TASK INSTRUCTIONS - The records that follow should be retyped word for word.
*** ENTRIES SUPPLIED Section Begins ***
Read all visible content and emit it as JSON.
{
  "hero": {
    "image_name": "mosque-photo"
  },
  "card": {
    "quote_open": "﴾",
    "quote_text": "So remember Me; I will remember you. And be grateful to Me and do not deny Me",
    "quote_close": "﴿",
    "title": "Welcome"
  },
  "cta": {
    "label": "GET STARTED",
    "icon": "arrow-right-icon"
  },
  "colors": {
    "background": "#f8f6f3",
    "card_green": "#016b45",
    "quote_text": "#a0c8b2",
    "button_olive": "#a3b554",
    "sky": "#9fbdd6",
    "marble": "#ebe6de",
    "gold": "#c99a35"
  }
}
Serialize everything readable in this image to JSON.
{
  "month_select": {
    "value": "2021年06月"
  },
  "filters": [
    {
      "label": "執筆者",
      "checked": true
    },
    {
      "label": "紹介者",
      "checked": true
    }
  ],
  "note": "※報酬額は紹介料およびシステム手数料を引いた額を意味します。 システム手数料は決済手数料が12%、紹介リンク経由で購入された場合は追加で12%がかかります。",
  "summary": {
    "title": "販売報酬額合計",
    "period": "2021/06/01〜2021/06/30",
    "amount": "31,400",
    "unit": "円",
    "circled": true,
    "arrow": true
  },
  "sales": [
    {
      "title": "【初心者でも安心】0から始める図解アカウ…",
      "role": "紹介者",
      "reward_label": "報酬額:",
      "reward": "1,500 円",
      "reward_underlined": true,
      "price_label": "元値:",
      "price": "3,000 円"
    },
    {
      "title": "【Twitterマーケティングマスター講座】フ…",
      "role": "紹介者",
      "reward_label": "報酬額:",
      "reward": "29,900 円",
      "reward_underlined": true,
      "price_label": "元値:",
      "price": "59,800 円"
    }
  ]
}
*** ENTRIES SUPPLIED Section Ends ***
EXERCISE OUTPUT -
Read all visible content and emit it as JSON.
{
  "hero": {
    "image_name": "mosque-photo"
  },
  "card": {
    "quote_open": "﴾",
    "quote_text": "So remember Me; I will remember you. And be grateful to Me and do not deny Me",
    "quote_close": "﴿",
    "title": "Welcome"
  },
  "cta": {
    "label": "GET STARTED",
    "icon": "arrow-right-icon"
  },
  "colors": {
    "background": "#f8f6f3",
    "card_green": "#016b45",
    "quote_text": "#a0c8b2",
    "button_olive": "#a3b554",
    "sky": "#9fbdd6",
    "marble": "#ebe6de",
    "gold": "#c99a35"
  }
}
Serialize everything readable in this image to JSON.
{
  "month_select": {
    "value": "2021年06月"
  },
  "filters": [
    {
      "label": "執筆者",
      "checked": true
    },
    {
      "label": "紹介者",
      "checked": true
    }
  ],
  "note": "※報酬額は紹介料およびシステム手数料を引いた額を意味します。 システム手数料は決済手数料が12%、紹介リンク経由で購入された場合は追加で12%がかかります。",
  "summary": {
    "title": "販売報酬額合計",
    "period": "2021/06/01〜2021/06/30",
    "amount": "31,400",
    "unit": "円",
    "circled": true,
    "arrow": true
  },
  "sales": [
    {
      "title": "【初心者でも安心】0から始める図解アカウ…",
      "role": "紹介者",
      "reward_label": "報酬額:",
      "reward": "1,500 円",
      "reward_underlined": true,
      "price_label": "元値:",
      "price": "3,000 円"
    },
    {
      "title": "【Twitterマーケティングマスター講座】フ…",
      "role": "紹介者",
      "reward_label": "報酬額:",
      "reward": "29,900 円",
      "reward_underlined": true,
      "price_label": "元値:",
      "price": "59,800 円"
    }
  ]
}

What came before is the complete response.